[WHAT YOU HAVE TO DO] Going through the lines below, tally those that include "kind", and give only the number.

=== Begin Enclosure ===

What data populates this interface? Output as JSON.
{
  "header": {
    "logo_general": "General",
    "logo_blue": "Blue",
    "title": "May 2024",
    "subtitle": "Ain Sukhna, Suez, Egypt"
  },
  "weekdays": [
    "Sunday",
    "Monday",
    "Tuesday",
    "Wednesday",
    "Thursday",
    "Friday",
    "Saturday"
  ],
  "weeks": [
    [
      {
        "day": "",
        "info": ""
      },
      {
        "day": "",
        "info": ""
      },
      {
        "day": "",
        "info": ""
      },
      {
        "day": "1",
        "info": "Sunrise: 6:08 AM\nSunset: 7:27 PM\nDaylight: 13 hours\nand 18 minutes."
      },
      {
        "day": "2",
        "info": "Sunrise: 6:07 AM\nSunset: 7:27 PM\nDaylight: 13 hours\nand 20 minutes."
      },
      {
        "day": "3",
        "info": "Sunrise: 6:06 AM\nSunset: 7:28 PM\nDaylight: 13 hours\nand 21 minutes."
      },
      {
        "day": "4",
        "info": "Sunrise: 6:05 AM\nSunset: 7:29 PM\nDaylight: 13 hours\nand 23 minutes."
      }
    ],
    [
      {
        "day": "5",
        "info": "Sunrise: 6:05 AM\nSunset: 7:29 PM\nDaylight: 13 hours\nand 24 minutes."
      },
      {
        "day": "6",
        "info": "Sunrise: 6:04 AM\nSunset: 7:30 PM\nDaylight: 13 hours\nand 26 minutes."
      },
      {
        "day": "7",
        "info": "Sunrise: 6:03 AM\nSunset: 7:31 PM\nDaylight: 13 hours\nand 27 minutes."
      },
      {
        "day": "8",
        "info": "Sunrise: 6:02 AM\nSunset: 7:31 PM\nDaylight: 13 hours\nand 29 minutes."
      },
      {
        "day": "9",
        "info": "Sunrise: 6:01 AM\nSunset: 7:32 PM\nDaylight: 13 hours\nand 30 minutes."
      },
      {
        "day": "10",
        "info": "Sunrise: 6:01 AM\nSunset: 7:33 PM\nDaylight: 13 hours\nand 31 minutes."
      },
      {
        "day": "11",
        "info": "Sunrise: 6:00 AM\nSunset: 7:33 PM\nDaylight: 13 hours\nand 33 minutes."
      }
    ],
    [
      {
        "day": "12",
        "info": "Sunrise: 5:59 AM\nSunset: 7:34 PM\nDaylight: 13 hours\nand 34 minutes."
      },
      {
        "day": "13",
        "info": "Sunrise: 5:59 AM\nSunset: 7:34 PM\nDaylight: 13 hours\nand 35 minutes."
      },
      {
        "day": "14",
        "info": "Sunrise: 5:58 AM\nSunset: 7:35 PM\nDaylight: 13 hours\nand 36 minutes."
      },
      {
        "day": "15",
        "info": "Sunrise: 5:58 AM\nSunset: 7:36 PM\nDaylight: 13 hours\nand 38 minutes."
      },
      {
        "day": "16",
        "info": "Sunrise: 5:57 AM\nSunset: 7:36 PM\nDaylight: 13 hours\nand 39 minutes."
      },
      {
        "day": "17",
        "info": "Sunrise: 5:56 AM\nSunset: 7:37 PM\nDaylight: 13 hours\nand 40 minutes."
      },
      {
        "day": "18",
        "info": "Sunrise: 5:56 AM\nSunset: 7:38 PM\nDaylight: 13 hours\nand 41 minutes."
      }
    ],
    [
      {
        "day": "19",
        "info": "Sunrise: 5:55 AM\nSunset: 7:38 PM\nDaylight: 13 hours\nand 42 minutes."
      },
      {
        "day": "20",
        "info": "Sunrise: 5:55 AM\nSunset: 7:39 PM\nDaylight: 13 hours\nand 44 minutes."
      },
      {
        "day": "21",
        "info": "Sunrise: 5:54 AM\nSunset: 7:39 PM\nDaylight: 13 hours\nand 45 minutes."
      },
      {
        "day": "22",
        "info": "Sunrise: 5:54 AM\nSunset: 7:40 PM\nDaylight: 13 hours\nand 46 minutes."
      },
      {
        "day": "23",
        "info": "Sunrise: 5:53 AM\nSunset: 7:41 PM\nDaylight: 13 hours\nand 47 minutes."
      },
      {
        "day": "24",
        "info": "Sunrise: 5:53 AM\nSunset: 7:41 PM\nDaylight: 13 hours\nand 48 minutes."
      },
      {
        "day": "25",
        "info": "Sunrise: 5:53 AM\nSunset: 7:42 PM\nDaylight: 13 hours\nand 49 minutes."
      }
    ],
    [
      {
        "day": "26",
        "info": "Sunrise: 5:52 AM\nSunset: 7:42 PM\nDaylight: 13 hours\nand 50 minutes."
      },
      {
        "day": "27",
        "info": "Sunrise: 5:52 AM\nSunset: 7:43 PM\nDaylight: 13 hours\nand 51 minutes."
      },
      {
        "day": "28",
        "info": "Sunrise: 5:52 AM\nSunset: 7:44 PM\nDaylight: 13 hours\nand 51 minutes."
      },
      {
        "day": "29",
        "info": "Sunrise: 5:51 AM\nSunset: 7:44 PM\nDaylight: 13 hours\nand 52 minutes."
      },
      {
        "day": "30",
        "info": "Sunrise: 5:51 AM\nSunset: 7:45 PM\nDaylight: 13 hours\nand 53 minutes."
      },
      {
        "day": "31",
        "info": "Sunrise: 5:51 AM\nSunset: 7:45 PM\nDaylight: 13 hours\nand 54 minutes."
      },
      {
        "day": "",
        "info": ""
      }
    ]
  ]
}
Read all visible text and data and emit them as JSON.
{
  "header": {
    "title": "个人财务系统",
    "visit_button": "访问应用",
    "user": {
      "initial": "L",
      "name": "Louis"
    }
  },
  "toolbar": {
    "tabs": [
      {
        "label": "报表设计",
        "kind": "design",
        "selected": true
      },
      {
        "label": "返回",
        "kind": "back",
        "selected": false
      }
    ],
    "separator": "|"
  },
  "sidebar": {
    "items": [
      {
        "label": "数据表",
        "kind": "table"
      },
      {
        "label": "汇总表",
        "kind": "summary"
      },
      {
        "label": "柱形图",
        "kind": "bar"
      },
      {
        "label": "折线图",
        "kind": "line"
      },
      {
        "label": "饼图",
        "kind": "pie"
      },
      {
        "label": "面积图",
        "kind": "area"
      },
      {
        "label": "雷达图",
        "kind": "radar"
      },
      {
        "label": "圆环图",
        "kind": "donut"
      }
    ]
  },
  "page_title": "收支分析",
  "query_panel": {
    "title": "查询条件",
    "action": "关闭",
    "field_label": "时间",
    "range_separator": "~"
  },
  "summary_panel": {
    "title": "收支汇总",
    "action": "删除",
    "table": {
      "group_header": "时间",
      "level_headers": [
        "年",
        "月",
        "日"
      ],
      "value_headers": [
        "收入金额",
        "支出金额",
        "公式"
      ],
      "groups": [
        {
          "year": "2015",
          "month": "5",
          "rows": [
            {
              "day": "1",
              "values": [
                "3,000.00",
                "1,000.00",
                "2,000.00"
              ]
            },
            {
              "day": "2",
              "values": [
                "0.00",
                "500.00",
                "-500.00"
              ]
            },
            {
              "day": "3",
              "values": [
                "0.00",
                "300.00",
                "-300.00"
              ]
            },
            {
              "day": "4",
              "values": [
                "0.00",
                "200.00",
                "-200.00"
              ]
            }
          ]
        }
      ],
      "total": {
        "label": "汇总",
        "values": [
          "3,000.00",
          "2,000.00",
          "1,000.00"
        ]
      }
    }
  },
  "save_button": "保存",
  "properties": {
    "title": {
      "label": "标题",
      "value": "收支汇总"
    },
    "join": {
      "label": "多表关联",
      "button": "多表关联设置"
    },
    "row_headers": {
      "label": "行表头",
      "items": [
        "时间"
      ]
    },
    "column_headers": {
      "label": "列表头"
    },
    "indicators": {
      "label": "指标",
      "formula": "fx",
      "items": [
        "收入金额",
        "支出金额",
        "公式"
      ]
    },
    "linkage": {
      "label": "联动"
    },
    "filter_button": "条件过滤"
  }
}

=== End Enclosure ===

[EXERCISE RESPONSE] 10